That night I felt well enough to have dinner with some of the others at the local Beefeater – living the dream. May be the release of crying was just what the doctor ordered. I certainly felt less uptight and restless. And now that the others had seen the real me, the vulnerable me, the over-thinking me, the crying me, the worst had happened. The mask hadn’t slipped, it had totally fallen off and I was OK. My crying had been met with kindness. Sleep was still evading me and we still had to be assessed the next day, so I wasn’t out of the woods yet. But pretending to be confident in my abilities was one less thing I had to worry about. That floodgate was well and truly open and there was absolutely no point in trying to close it again.

The next morning, Will picked me up and we arrived early as we had to complete our written assessment too. This is where depression makes his appearance after being pushed to the back of my mind by anxiety. Where anxiety tells me I can’t do something, depression physically stops me from doing it. The thought of doing something, anything, is met with lethargy and avoidance. On the outside it looks like you can’t be bothered, but in reality you don’t know where to start and feel totally overwhelmed. We’d had plenty of time to complete it in  the evenings, mornings, breaks but I just hadn’t done it. Sometimes the only way round this is a deadline. I needed to complete it, I needed to pass the course, the Seabirds Women, Wellbeing and Water project was relying on it. So I started.

What was reassuring was that everyone was nervous that last day. Everyone had questions about the written assessment. Everyone had worries about the practical assessment. We were connected in our concern and we were community in the comfort we provided to each another. I wasn’t alone. I was with a group of Seabirds.

So day 3, the last day,  started.

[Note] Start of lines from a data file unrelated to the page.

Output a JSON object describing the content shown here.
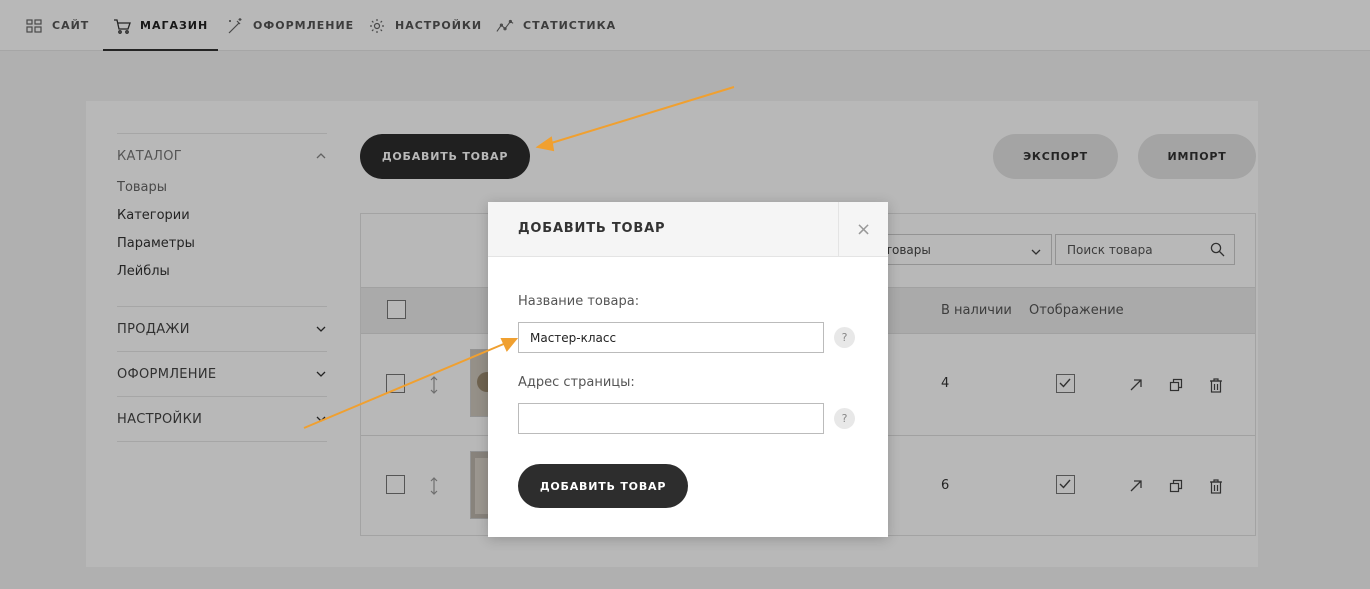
{
  "topnav": {
    "items": [
      {
        "label": "САЙТ",
        "icon": "grid-icon"
      },
      {
        "label": "МАГАЗИН",
        "icon": "cart-icon",
        "active": true
      },
      {
        "label": "ОФОРМЛЕНИЕ",
        "icon": "magic-wand-icon"
      },
      {
        "label": "НАСТРОЙКИ",
        "icon": "gear-icon"
      },
      {
        "label": "СТАТИСТИКА",
        "icon": "chart-line-icon"
      }
    ]
  },
  "sidebar": {
    "catalog": {
      "title": "КАТАЛОГ",
      "items": [
        "Товары",
        "Категории",
        "Параметры",
        "Лейблы"
      ]
    },
    "sections": [
      "ПРОДАЖИ",
      "ОФОРМЛЕНИЕ",
      "НАСТРОЙКИ"
    ]
  },
  "toolbar": {
    "add_product": "ДОБАВИТЬ ТОВАР",
    "export": "ЭКСПОРТ",
    "import": "ИМПОРТ"
  },
  "filters": {
    "category_select_value": "товары",
    "search_placeholder": "Поиск товара"
  },
  "table": {
    "headers": {
      "in_stock": "В наличии",
      "display": "Отображение"
    },
    "rows": [
      {
        "in_stock": "4",
        "displayed": true
      },
      {
        "in_stock": "6",
        "displayed": true
      }
    ]
  },
  "modal": {
    "title": "ДОБАВИТЬ ТОВАР",
    "close": "×",
    "name_label": "Название товара:",
    "name_value": "Мастер-класс",
    "url_label": "Адрес страницы:",
    "url_value": "",
    "help": "?",
    "submit": "ДОБАВИТЬ ТОВАР"
  },
  "colors": {
    "dark_button": "#2d2d2d",
    "annotation_arrow": "#f0a030"
  }
}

We had a round table discussion on what we had learnt and what we would take away from the course. A really positive way to start the day as we shared our stories. Then it was time to be assessed in the water. We were split into 2 groups and had been given a skill to coach the night before. There would be pack swimming in a group of 9 at the end. My mind started searching for the fear, but it just wasn’t there. The whole group had witnessed me at my worst, they knew I hated it and Will who was coaching the pack swimming session was able to adapt it. I was at ease. So we did it, with me right on the furthest edge obviously. Christine, a very gentle woman positioned herself right beside me to ensure I was OK. And never left my side reassuring me with her calm presence. But then Will asked the question. Did anyone want to change position? And I did. I wanted to know what it felt like to be in the middle, amongst melee. He shouted go from he other end and I swam. It wasn’t long before I was kicked hard in the leg (still bruised now), swallowed a gob full of water and was left behind by the faster swimmers. This time there was a smile, not sobbing. I’d done it.

It was with heavy hearts that we all said good bye to each other and swapped details at the end of the course. But we were all really excited to get home and put our new coaching skills into practice. It’s an incredible course and one which  would thoroughly recommend. And I will, in another blog………

My mental health is the biggest challenge I face on a daily basis. It tells me I can’t do things, when I can. It tells me I don’t need to do things when I do. But the sense of achievement of when I can and when I do in the context of my anxiety and depression is my Olympic medal. And as my mum always said, a smooth sea never made a good sailor. Or in this case a skilled Open Water Swimming Coach.

Author: Seabird Kath

Note: The featured image is a coaching session on pack swimming before we lined up at the start line. As Denise says – “we’re all friends here, until someone says go!” And my goodness did she go – I quite literally ate her bubbles. I managed to keep up with them for at least 2 strokes and I survived the washing machine it created. I put myself right in the middle and I survived.

Big thanks to Will, Rob, Christine, Amanda, Julie, Ellen, Lisa, Denise and of course Keri-anne for spending an amazing three days with me.